Concerts with the Doors--Groupies who sought out Jim Morrison--The lack of active jazz clubs in Los Angeles in 1965--Amy joins Ray Charles's band in 1966--Becomes Charles's music director--Charles's talent--Situation that lead to Amy's departures from the band in 1968--Amy's dislike for the prevalent tendency to view East Coast jazz and West Coast jazz as separate, opposing forces--Gerald Wilson--Amy begins playing in Wilson's band in 1963--Wilson's arranging style.
Amy's regular engagements at the Narbo Club in the late fifties--Women jazz musicians--Experiences which caused Amy to avoid using drugs--Amy's musical career moves into mostly pop music beginning in the seventies--His appreciation for all styles of music.
Musicians who influenced the young Amy--Amy performs his first composition while a youngster in Houston--His preference for exploring the harmonic richness a multiple horn lineup can afford--The creative atmosphere in Los Angeles during the fifties--Musicians who played in Amy's groups--The influence of trumpet players on Amy--Amy's favorites of his own recordings--The decline of jazz in Los Angeles by 1965--Amy's whereabouts during the Watt's riots--The American Federation of Musicians, Local 47--Elmer Fain--Amy learns the importance of the groove in music.

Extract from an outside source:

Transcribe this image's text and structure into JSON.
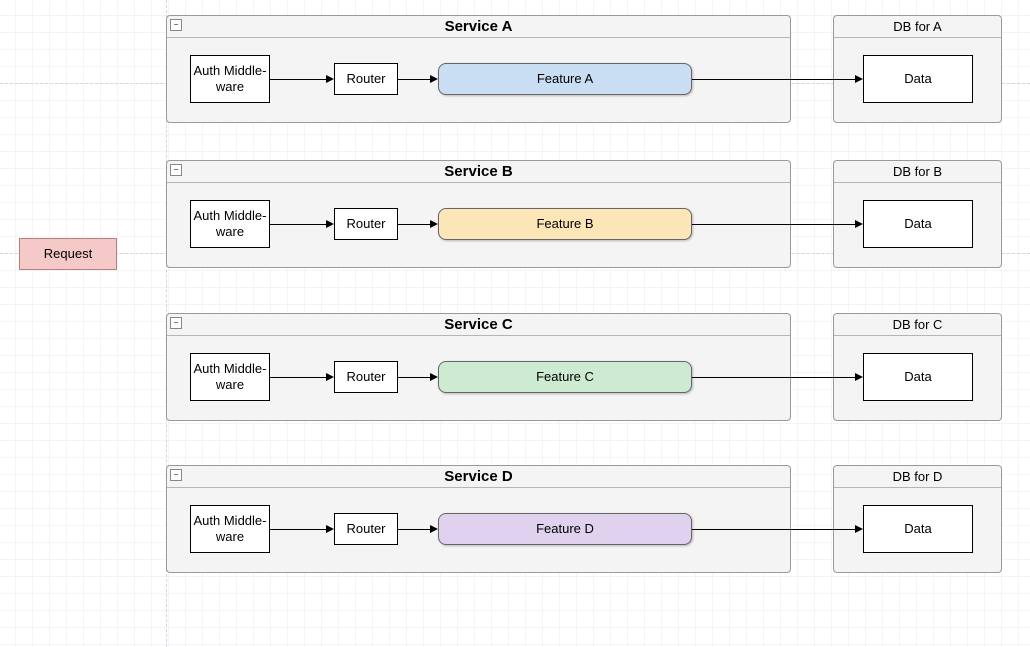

Amy's success and its consequences--More on the lost recordings of his suite "Shaker Heights"--Amy's association with Lou Adler while working for him in artists and repertoire at A & M Records.